(Stored dataset items)
=====
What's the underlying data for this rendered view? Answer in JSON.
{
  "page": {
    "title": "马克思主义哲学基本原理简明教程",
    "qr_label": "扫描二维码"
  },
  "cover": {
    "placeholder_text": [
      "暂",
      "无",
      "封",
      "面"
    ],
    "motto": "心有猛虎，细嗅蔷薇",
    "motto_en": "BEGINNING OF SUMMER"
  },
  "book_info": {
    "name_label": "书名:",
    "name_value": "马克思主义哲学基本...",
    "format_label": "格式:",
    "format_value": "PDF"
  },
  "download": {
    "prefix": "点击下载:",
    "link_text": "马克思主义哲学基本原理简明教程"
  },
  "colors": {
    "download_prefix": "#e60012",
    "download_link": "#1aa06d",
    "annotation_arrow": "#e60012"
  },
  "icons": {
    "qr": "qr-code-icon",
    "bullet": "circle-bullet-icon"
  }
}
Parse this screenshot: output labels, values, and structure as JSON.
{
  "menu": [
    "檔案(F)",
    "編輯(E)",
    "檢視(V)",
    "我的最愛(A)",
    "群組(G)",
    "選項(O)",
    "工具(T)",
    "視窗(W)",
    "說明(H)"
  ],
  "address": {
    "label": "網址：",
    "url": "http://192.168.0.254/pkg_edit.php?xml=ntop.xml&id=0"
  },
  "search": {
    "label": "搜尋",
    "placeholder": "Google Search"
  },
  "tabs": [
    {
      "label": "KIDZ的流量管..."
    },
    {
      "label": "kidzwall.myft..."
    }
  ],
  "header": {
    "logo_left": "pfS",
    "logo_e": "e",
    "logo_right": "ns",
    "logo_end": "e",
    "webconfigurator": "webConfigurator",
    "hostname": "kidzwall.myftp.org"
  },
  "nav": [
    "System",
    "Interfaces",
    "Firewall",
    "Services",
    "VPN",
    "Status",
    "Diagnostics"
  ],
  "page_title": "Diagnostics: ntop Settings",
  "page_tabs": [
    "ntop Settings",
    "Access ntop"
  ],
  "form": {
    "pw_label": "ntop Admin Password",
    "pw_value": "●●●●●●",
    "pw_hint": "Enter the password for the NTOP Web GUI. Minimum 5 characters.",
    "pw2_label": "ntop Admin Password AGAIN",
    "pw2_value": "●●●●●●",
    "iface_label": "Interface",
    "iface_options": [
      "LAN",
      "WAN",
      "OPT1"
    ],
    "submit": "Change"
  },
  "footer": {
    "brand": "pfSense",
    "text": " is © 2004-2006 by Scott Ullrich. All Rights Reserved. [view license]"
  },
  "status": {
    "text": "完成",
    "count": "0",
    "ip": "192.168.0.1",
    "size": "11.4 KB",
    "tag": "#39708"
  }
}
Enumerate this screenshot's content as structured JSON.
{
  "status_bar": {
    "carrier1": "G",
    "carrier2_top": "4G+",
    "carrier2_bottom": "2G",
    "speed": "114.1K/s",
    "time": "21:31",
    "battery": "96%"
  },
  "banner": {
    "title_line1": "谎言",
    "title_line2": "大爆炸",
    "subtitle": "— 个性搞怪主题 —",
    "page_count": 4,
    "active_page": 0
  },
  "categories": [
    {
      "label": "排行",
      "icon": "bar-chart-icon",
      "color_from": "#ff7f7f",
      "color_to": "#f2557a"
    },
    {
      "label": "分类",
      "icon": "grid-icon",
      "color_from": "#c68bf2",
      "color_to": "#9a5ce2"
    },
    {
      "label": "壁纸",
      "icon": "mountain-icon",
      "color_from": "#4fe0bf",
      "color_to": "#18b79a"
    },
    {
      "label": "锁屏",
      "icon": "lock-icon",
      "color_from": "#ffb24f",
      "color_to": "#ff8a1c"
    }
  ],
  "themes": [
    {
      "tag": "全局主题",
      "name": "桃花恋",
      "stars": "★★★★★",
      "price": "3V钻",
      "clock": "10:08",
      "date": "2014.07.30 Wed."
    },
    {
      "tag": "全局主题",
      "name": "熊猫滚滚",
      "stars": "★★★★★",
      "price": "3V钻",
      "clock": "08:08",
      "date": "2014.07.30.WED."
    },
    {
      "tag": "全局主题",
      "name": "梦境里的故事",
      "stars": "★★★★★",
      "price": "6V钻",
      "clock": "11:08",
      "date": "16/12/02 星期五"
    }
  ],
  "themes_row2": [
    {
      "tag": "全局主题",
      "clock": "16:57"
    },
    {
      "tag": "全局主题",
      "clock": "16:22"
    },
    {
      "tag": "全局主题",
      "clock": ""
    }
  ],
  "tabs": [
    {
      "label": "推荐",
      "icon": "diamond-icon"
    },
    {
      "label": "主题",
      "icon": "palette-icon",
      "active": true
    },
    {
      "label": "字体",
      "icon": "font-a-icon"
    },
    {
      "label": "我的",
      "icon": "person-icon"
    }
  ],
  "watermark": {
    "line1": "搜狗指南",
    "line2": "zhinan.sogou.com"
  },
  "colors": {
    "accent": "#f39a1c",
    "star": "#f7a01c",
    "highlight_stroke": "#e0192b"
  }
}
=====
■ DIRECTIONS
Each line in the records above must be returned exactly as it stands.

■ OUTPUT OF THE EXERCISE
What's the underlying data for this rendered view? Answer in JSON.
{
  "page": {
    "title": "马克思主义哲学基本原理简明教程",
    "qr_label": "扫描二维码"
  },
  "cover": {
    "placeholder_text": [
      "暂",
      "无",
      "封",
      "面"
    ],
    "motto": "心有猛虎，细嗅蔷薇",
    "motto_en": "BEGINNING OF SUMMER"
  },
  "book_info": {
    "name_label": "书名:",
    "name_value": "马克思主义哲学基本...",
    "format_label": "格式:",
    "format_value": "PDF"
  },
  "download": {
    "prefix": "点击下载:",
    "link_text": "马克思主义哲学基本原理简明教程"
  },
  "colors": {
    "download_prefix": "#e60012",
    "download_link": "#1aa06d",
    "annotation_arrow": "#e60012"
  },
  "icons": {
    "qr": "qr-code-icon",
    "bullet": "circle-bullet-icon"
  }
}
Parse this screenshot: output labels, values, and structure as JSON.
{
  "menu": [
    "檔案(F)",
    "編輯(E)",
    "檢視(V)",
    "我的最愛(A)",
    "群組(G)",
    "選項(O)",
    "工具(T)",
    "視窗(W)",
    "說明(H)"
  ],
  "address": {
    "label": "網址：",
    "url": "http://192.168.0.254/pkg_edit.php?xml=ntop.xml&id=0"
  },
  "search": {
    "label": "搜尋",
    "placeholder": "Google Search"
  },
  "tabs": [
    {
      "label": "KIDZ的流量管..."
    },
    {
      "label": "kidzwall.myft..."
    }
  ],
  "header": {
    "logo_left": "pfS",
    "logo_e": "e",
    "logo_right": "ns",
    "logo_end": "e",
    "webconfigurator": "webConfigurator",
    "hostname": "kidzwall.myftp.org"
  },
  "nav": [
    "System",
    "Interfaces",
    "Firewall",
    "Services",
    "VPN",
    "Status",
    "Diagnostics"
  ],
  "page_title": "Diagnostics: ntop Settings",
  "page_tabs": [
    "ntop Settings",
    "Access ntop"
  ],
  "form": {
    "pw_label": "ntop Admin Password",
    "pw_value": "●●●●●●",
    "pw_hint": "Enter the password for the NTOP Web GUI. Minimum 5 characters.",
    "pw2_label": "ntop Admin Password AGAIN",
    "pw2_value": "●●●●●●",
    "iface_label": "Interface",
    "iface_options": [
      "LAN",
      "WAN",
      "OPT1"
    ],
    "submit": "Change"
  },
  "footer": {
    "brand": "pfSense",
    "text": " is © 2004-2006 by Scott Ullrich. All Rights Reserved. [view license]"
  },
  "status": {
    "text": "完成",
    "count": "0",
    "ip": "192.168.0.1",
    "size": "11.4 KB",
    "tag": "#39708"
  }
}
Enumerate this screenshot's content as structured JSON.
{
  "status_bar": {
    "carrier1": "G",
    "carrier2_top": "4G+",
    "carrier2_bottom": "2G",
    "speed": "114.1K/s",
    "time": "21:31",
    "battery": "96%"
  },
  "banner": {
    "title_line1": "谎言",
    "title_line2": "大爆炸",
    "subtitle": "— 个性搞怪主题 —",
    "page_count": 4,
    "active_page": 0
  },
  "categories": [
    {
      "label": "排行",
      "icon": "bar-chart-icon",
      "color_from": "#ff7f7f",
      "color_to": "#f2557a"
    },
    {
      "label": "分类",
      "icon": "grid-icon",
      "color_from": "#c68bf2",
      "color_to": "#9a5ce2"
    },
    {
      "label": "壁纸",
      "icon": "mountain-icon",
      "color_from": "#4fe0bf",
      "color_to": "#18b79a"
    },
    {
      "label": "锁屏",
      "icon": "lock-icon",
      "color_from": "#ffb24f",
      "color_to": "#ff8a1c"
    }
  ],
  "themes": [
    {
      "tag": "全局主题",
      "name": "桃花恋",
      "stars": "★★★★★",
      "price": "3V钻",
      "clock": "10:08",
      "date": "2014.07.30 Wed."
    },
    {
      "tag": "全局主题",
      "name": "熊猫滚滚",
      "stars": "★★★★★",
      "price": "3V钻",
      "clock": "08:08",
      "date": "2014.07.30.WED."
    },
    {
      "tag": "全局主题",
      "name": "梦境里的故事",
      "stars": "★★★★★",
      "price": "6V钻",
      "clock": "11:08",
      "date": "16/12/02 星期五"
    }
  ],
  "themes_row2": [
    {
      "tag": "全局主题",
      "clock": "16:57"
    },
    {
      "tag": "全局主题",
      "clock": "16:22"
    },
    {
      "tag": "全局主题",
      "clock": ""
    }
  ],
  "tabs": [
    {
      "label": "推荐",
      "icon": "diamond-icon"
    },
    {
      "label": "主题",
      "icon": "palette-icon",
      "active": true
    },
    {
      "label": "字体",
      "icon": "font-a-icon"
    },
    {
      "label": "我的",
      "icon": "person-icon"
    }
  ],
  "watermark": {
    "line1": "搜狗指南",
    "line2": "zhinan.sogou.com"
  },
  "colors": {
    "accent": "#f39a1c",
    "star": "#f7a01c",
    "highlight_stroke": "#e0192b"
  }
}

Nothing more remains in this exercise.